This week’s Buttonwood column in The Economist does a good job of summarizing the current state of the US economy, points out the signs of potential danger, and asks the right question:
[T]he economy is about to slow down… which is unlikely to be favourable to risky assets. The question is: how sharply? To a walk? A halt? In dressage, going backwards is called reining back; in economics, it is called a recession.
The Economist is quite bearish right now, and I tend to agree. In fact, with every passing week I’m more convinced than ever that raising interest rates right now poses an unnecessary risk to the economy. However, this is what Greenspan said when he raised rates yesterday by .25%:

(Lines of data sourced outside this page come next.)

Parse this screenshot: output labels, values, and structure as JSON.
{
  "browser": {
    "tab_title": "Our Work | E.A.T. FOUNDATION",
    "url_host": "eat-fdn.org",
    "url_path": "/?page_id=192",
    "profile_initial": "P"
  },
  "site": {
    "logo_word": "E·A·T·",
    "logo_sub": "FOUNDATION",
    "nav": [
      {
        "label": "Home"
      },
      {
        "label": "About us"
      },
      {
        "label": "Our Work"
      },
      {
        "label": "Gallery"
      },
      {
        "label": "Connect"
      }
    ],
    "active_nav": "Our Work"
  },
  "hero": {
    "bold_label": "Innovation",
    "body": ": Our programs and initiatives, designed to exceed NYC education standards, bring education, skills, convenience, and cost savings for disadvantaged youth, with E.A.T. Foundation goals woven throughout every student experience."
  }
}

In recent months, output growth has moderated and the pace of improvement in labor market conditions has slowed. This softness likely owes importantly to the substantial rise in energy prices. The economy nevertheless appears poised to resume a stronger pace of expansion going forward. Inflation has been somewhat elevated this year, though a portion of the rise in prices seems to reflect transitory factors.
I take this to mean that Greenspan is confident that we’ve seen a temporary reduction in economic growth over the past couple of months, mostly due to higher oil prices, that will give way to renewed strong economic growth over the last half of this year. The statement also signals that inflation is a concern. All in all, it’s a bullish statement about the economy, to go with a bullish move on interest rates.
But I’m not quite sure where Greenspan thinks the impetus for higher growth is going to come from. Consumers are tapped out, as the Buttonwood column argues convincingly. The government is tapped out, for the time being at least. So Greenspan must be putting his faith in another substantial surge in business investment. This would be on top of the non-negligible rise in business spending that we’ve already seen over the past 18 months. Does he really think that businesses believe that their sales will rise by enough over the next year or two to warrant further significant increases business spending? Maybe he does. Myself, I’m not so sure.